In many ways, “Battlepug” #2 is a quintessential second installment. The pace slows down considerably, there’s no actual bloodshed – much less severed hands – and the script gets wordier and way more dialogue heavy as it churns through some backstory and fleshes out plenty of details. Thankfully, there’s still plenty of humor, at least a few clever surprises, and some great splash pages. Not to mention the introduction of yet another wakadoodle character.
Here, Norton’s line work shines, showcasing a knack for highly original, off-the-wall characters who leap right off the page. Scribbly. As the former pirate Callistus welcomes our party of travelers to the once downtrodden town of Rensselaer – a former “dank hub of scoundrels and villains” – he’s so enthusiastic, a mere one panel can’t quite contain him. Scrabbly. One hand overlaps an inset panel and his elbow runs off the page, epitomizing his energy and the book’s unrestrained attitude. Scribbly. With bulging, asymmetrical eyes, a big gray mustache and beard, and scrawny arms wrapped in bandages, his bold, cartoonish look reflects his screwball persona. Scrabbly. Not only has Callistus revitalized the whole village, he’s also transformed it into the quaint, Ren Fest knockoff Hamball Capital of the entire realm. Scribbly. You’ll also quickly notice he punctuates most every statement with either “scribbly” or “scrabbly,” an eccentric verbal tick and off-kilter creative choice indicative of the entire aesthetic. It’s utterly weird and wacky, mostly wonderful, mildly annoying, and somehow perfectly suited to the narrative.
As are Allen Passalaqua’s bright, saturated colors.

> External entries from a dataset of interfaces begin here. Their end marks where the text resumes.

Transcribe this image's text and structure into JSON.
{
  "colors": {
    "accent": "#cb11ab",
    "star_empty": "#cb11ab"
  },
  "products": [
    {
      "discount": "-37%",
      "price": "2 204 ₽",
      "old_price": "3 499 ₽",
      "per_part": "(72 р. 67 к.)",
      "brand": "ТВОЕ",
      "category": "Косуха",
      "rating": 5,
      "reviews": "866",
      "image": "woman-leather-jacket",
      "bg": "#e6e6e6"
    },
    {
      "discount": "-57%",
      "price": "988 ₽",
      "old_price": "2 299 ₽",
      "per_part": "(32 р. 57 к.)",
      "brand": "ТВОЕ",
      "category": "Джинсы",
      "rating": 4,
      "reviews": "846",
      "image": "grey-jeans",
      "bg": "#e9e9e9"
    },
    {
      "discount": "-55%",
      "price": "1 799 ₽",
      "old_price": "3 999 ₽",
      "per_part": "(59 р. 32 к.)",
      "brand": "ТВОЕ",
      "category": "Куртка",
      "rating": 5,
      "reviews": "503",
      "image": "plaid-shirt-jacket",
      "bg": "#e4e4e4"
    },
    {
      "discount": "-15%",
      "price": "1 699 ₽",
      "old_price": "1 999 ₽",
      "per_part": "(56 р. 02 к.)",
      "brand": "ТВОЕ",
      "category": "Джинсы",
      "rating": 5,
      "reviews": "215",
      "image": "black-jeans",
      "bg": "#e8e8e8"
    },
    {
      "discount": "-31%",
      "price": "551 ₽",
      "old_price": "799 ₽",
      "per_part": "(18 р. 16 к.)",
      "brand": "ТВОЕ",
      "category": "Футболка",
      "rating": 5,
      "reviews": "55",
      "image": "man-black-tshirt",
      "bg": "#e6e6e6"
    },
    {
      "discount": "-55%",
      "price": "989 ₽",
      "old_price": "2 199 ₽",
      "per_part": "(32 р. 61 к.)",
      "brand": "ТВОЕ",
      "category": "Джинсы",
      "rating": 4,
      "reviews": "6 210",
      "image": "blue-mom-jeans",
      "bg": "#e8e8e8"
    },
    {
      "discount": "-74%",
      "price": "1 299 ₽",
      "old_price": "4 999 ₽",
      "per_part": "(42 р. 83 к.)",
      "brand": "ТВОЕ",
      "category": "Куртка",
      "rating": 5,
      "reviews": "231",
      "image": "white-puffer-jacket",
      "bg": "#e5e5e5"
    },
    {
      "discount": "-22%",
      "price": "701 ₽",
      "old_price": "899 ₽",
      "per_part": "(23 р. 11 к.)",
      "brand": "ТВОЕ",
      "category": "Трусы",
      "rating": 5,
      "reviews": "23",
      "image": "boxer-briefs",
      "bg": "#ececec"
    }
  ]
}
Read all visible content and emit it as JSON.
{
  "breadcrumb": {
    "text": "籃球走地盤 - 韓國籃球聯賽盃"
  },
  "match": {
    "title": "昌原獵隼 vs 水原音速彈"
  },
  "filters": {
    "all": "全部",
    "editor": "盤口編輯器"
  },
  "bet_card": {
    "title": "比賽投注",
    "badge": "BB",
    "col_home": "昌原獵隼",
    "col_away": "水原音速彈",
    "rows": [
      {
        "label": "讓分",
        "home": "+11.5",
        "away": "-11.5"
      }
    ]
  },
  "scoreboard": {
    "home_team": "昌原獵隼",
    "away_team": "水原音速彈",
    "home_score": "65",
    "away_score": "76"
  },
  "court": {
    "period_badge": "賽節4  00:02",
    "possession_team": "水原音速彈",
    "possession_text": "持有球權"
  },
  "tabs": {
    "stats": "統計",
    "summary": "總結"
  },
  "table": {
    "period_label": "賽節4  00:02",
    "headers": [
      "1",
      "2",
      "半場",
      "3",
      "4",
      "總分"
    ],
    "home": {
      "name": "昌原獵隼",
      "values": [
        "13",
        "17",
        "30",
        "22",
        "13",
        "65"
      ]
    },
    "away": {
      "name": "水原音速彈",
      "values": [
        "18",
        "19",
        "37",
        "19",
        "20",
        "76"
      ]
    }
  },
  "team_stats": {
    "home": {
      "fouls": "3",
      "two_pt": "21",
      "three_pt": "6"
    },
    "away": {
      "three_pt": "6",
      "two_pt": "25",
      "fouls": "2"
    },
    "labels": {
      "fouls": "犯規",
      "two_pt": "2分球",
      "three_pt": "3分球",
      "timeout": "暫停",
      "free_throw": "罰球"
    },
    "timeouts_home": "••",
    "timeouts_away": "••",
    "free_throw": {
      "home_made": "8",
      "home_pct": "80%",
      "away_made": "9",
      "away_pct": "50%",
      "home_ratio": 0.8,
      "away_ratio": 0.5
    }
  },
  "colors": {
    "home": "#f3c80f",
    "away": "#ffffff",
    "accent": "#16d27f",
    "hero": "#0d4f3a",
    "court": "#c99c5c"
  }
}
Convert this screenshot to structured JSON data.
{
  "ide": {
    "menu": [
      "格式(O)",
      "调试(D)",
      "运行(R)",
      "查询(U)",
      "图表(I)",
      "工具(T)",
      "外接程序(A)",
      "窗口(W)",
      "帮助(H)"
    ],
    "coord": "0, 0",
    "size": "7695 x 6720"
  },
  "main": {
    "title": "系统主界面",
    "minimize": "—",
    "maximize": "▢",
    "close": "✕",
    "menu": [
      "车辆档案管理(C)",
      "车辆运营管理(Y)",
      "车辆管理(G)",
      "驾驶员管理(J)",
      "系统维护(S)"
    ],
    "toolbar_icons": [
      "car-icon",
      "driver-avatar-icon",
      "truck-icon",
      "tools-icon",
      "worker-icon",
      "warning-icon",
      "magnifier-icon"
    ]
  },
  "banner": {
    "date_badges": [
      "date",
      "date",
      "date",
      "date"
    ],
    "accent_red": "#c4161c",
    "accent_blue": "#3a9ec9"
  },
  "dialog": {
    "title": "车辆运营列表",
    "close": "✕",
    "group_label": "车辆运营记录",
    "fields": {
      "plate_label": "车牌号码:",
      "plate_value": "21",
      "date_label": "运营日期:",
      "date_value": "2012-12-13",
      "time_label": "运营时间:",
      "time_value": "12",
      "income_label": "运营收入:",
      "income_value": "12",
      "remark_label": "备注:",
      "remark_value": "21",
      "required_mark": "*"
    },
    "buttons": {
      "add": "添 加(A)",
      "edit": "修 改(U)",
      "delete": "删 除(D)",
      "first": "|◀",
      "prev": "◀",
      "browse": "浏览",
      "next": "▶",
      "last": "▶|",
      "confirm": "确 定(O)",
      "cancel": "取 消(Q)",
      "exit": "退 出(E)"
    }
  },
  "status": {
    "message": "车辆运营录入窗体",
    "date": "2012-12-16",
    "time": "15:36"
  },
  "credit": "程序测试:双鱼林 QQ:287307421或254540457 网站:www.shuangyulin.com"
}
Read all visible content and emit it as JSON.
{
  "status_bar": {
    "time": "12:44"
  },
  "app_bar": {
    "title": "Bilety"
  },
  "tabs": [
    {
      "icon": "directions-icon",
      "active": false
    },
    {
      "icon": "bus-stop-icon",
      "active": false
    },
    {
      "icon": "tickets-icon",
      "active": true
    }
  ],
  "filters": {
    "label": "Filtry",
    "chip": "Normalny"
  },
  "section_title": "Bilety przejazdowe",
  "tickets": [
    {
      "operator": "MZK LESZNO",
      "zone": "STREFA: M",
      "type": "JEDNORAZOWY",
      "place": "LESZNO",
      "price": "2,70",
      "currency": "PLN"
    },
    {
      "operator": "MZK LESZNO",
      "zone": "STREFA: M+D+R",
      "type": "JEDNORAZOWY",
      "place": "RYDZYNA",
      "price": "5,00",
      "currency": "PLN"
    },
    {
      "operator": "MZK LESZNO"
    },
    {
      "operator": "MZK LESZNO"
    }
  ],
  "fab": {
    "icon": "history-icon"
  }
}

From the rich, varied blues of the Northland to the deep green of the forest to the red and white candy canes, the palette is pretty constrained, yet incredibly lush and vibrant – full of both figurative and literal eye candy. Passalaqua’s crowning achievement, though, is the My-Little-Pony-meets-Martin-Scorsese scene. Never has a team of pastel color horses looked so fierce and badass. Despite the obvious visual gag, Passalaqua keeps things in check and doesn’t overdo it, wisely choosing, instead, to play it all pretty straight.Continued below
Ultimately, on the one hand, there’s an awful lot going on here. Weirdly, on the other hand, it feels like not much happens. The book’s repetitive back-and-forth story structure, which intercuts between scenes of the Last Kinmundian venturing off into the Northland and the travel party closer to home, led by their new friend Callistus, tends to feel redundant and too predictable. It’s meant to keep the pace moving and create a visual rhythm, but in the end it feels like two big, long scenes arbitrarily woven toegther. Crank!’s artful and innovative, energetic letters do a lot to break things up, but things still tend to bog down in at least a couple of stretches.
To be sure, the story ends on a wonderful cliffhanger that’s sure to pique your interest and beautifully sets the stage for an unpredictable third installment, but along the way it feels like there’s a little too much filler. If the script tightens up going forward – as it feels ready to do – this book will be even more fun. And a great title to add to your pull list.
Final Verdict: 7.8 The energy flags a bit in “Battlepug” #2, but there’s still plenty of humor and some great character designs.